### EXERCISE DESCRIPTION
Copy all the entries below exactly, but not the pictures.
▼
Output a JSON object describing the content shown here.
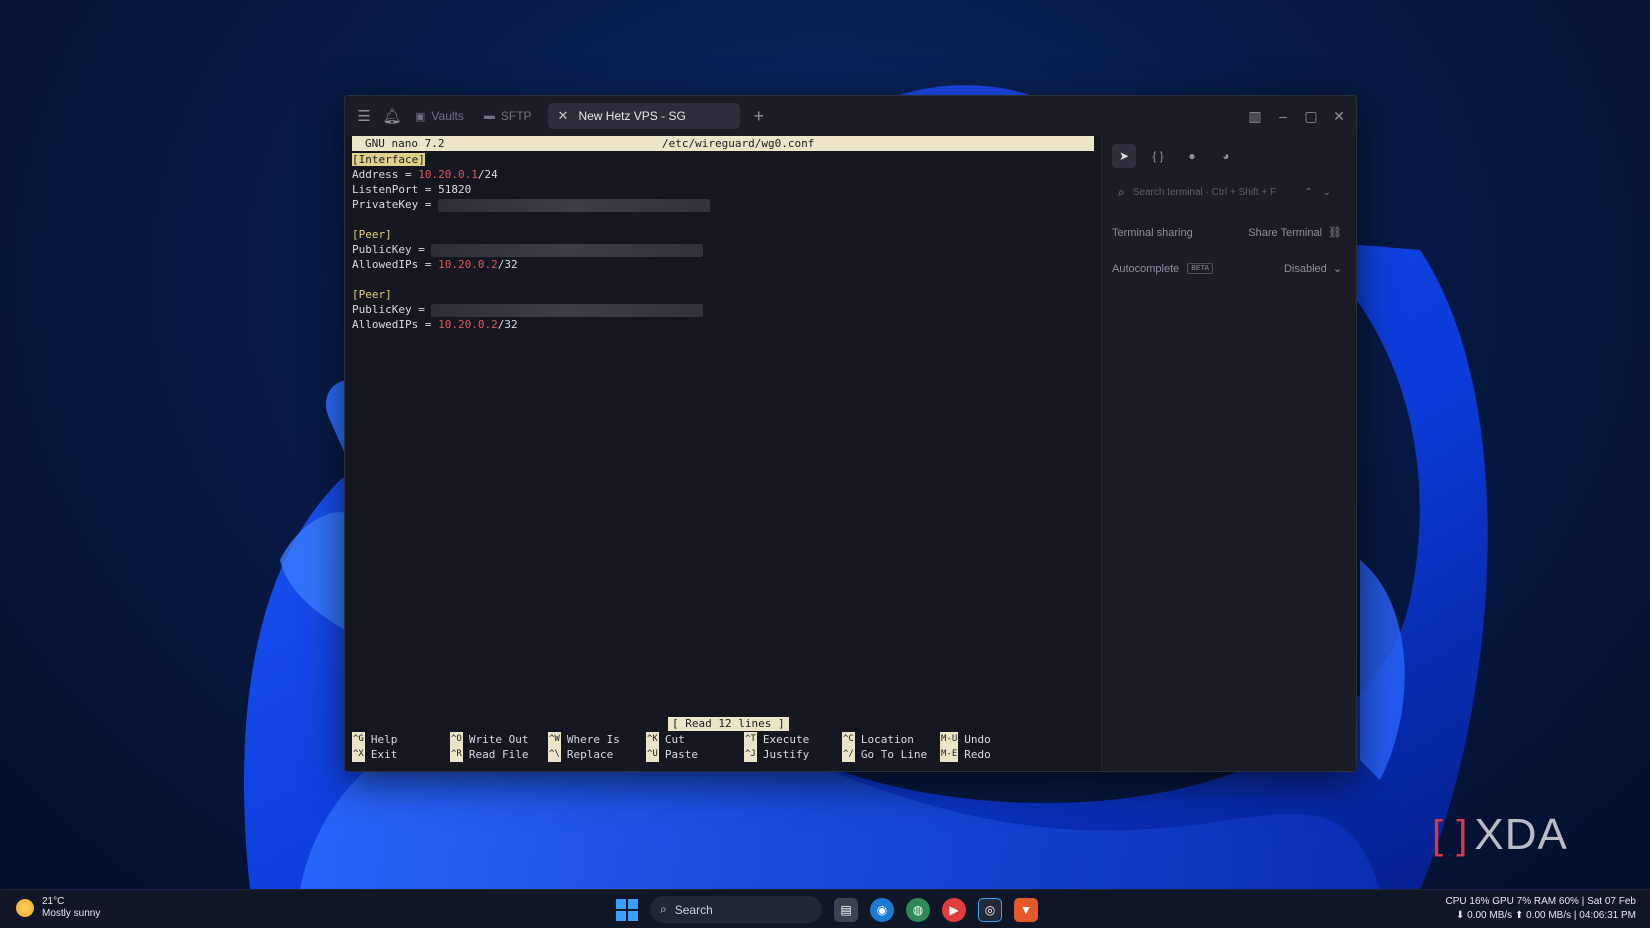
{
  "window": {
    "tabs": {
      "vaults": "Vaults",
      "sftp": "SFTP",
      "active": "New Hetz VPS - SG"
    }
  },
  "nano": {
    "version": "GNU nano 7.2",
    "file": "/etc/wireguard/wg0.conf",
    "lines": [
      {
        "type": "section",
        "text": "[Interface]"
      },
      {
        "type": "kv",
        "key": "Address = ",
        "ip": "10.20.0.1",
        "suffix": "/24"
      },
      {
        "type": "plain",
        "text": "ListenPort = 51820"
      },
      {
        "type": "redacted",
        "key": "PrivateKey = "
      },
      {
        "type": "blank"
      },
      {
        "type": "section",
        "text": "[Peer]"
      },
      {
        "type": "redacted",
        "key": "PublicKey = "
      },
      {
        "type": "kv",
        "key": "AllowedIPs = ",
        "ip": "10.20.0.2",
        "suffix": "/32"
      },
      {
        "type": "blank"
      },
      {
        "type": "section",
        "text": "[Peer]"
      },
      {
        "type": "redacted",
        "key": "PublicKey = "
      },
      {
        "type": "kv",
        "key": "AllowedIPs = ",
        "ip": "10.20.0.2",
        "suffix": "/32"
      }
    ],
    "status": "[ Read 12 lines ]",
    "shortcuts": [
      {
        "key": "^G",
        "label": "Help"
      },
      {
        "key": "^X",
        "label": "Exit"
      },
      {
        "key": "^O",
        "label": "Write Out"
      },
      {
        "key": "^R",
        "label": "Read File"
      },
      {
        "key": "^W",
        "label": "Where Is"
      },
      {
        "key": "^\\",
        "label": "Replace"
      },
      {
        "key": "^K",
        "label": "Cut"
      },
      {
        "key": "^U",
        "label": "Paste"
      },
      {
        "key": "^T",
        "label": "Execute"
      },
      {
        "key": "^J",
        "label": "Justify"
      },
      {
        "key": "^C",
        "label": "Location"
      },
      {
        "key": "^/",
        "label": "Go To Line"
      },
      {
        "key": "M-U",
        "label": "Undo"
      },
      {
        "key": "M-E",
        "label": "Redo"
      }
    ]
  },
  "panel": {
    "search_placeholder": "Search terminal · Ctrl + Shift + F",
    "sharing_label": "Terminal sharing",
    "sharing_action": "Share Terminal",
    "autocomplete_label": "Autocomplete",
    "beta": "BETA",
    "autocomplete_value": "Disabled"
  },
  "watermark": "XDA",
  "taskbar": {
    "temp": "21°C",
    "weather": "Mostly sunny",
    "search": "Search",
    "sys_line1": "CPU 16% GPU   7% RAM 60% | Sat 07 Feb",
    "sys_line2": "⬇ 0.00 MB/s ⬆ 0.00 MB/s | 04:06:31 PM"
  },
  "colors": {
    "accent": "#3aa0ff",
    "ip": "#e0575b",
    "section": "#e5d27a",
    "nano_bar": "#ece5c8"
  }
}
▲
### SOLUTION FOR THIS PROBLEM
Output a JSON object describing the content shown here.
{
  "window": {
    "tabs": {
      "vaults": "Vaults",
      "sftp": "SFTP",
      "active": "New Hetz VPS - SG"
    }
  },
  "nano": {
    "version": "GNU nano 7.2",
    "file": "/etc/wireguard/wg0.conf",
    "lines": [
      {
        "type": "section",
        "text": "[Interface]"
      },
      {
        "type": "kv",
        "key": "Address = ",
        "ip": "10.20.0.1",
        "suffix": "/24"
      },
      {
        "type": "plain",
        "text": "ListenPort = 51820"
      },
      {
        "type": "redacted",
        "key": "PrivateKey = "
      },
      {
        "type": "blank"
      },
      {
        "type": "section",
        "text": "[Peer]"
      },
      {
        "type": "redacted",
        "key": "PublicKey = "
      },
      {
        "type": "kv",
        "key": "AllowedIPs = ",
        "ip": "10.20.0.2",
        "suffix": "/32"
      },
      {
        "type": "blank"
      },
      {
        "type": "section",
        "text": "[Peer]"
      },
      {
        "type": "redacted",
        "key": "PublicKey = "
      },
      {
        "type": "kv",
        "key": "AllowedIPs = ",
        "ip": "10.20.0.2",
        "suffix": "/32"
      }
    ],
    "status": "[ Read 12 lines ]",
    "shortcuts": [
      {
        "key": "^G",
        "label": "Help"
      },
      {
        "key": "^X",
        "label": "Exit"
      },
      {
        "key": "^O",
        "label": "Write Out"
      },
      {
        "key": "^R",
        "label": "Read File"
      },
      {
        "key": "^W",
        "label": "Where Is"
      },
      {
        "key": "^\\",
        "label": "Replace"
      },
      {
        "key": "^K",
        "label": "Cut"
      },
      {
        "key": "^U",
        "label": "Paste"
      },
      {
        "key": "^T",
        "label": "Execute"
      },
      {
        "key": "^J",
        "label": "Justify"
      },
      {
        "key": "^C",
        "label": "Location"
      },
      {
        "key": "^/",
        "label": "Go To Line"
      },
      {
        "key": "M-U",
        "label": "Undo"
      },
      {
        "key": "M-E",
        "label": "Redo"
      }
    ]
  },
  "panel": {
    "search_placeholder": "Search terminal · Ctrl + Shift + F",
    "sharing_label": "Terminal sharing",
    "sharing_action": "Share Terminal",
    "autocomplete_label": "Autocomplete",
    "beta": "BETA",
    "autocomplete_value": "Disabled"
  },
  "watermark": "XDA",
  "taskbar": {
    "temp": "21°C",
    "weather": "Mostly sunny",
    "search": "Search",
    "sys_line1": "CPU 16% GPU   7% RAM 60% | Sat 07 Feb",
    "sys_line2": "⬇ 0.00 MB/s ⬆ 0.00 MB/s | 04:06:31 PM"
  },
  "colors": {
    "accent": "#3aa0ff",
    "ip": "#e0575b",
    "section": "#e5d27a",
    "nano_bar": "#ece5c8"
  }
}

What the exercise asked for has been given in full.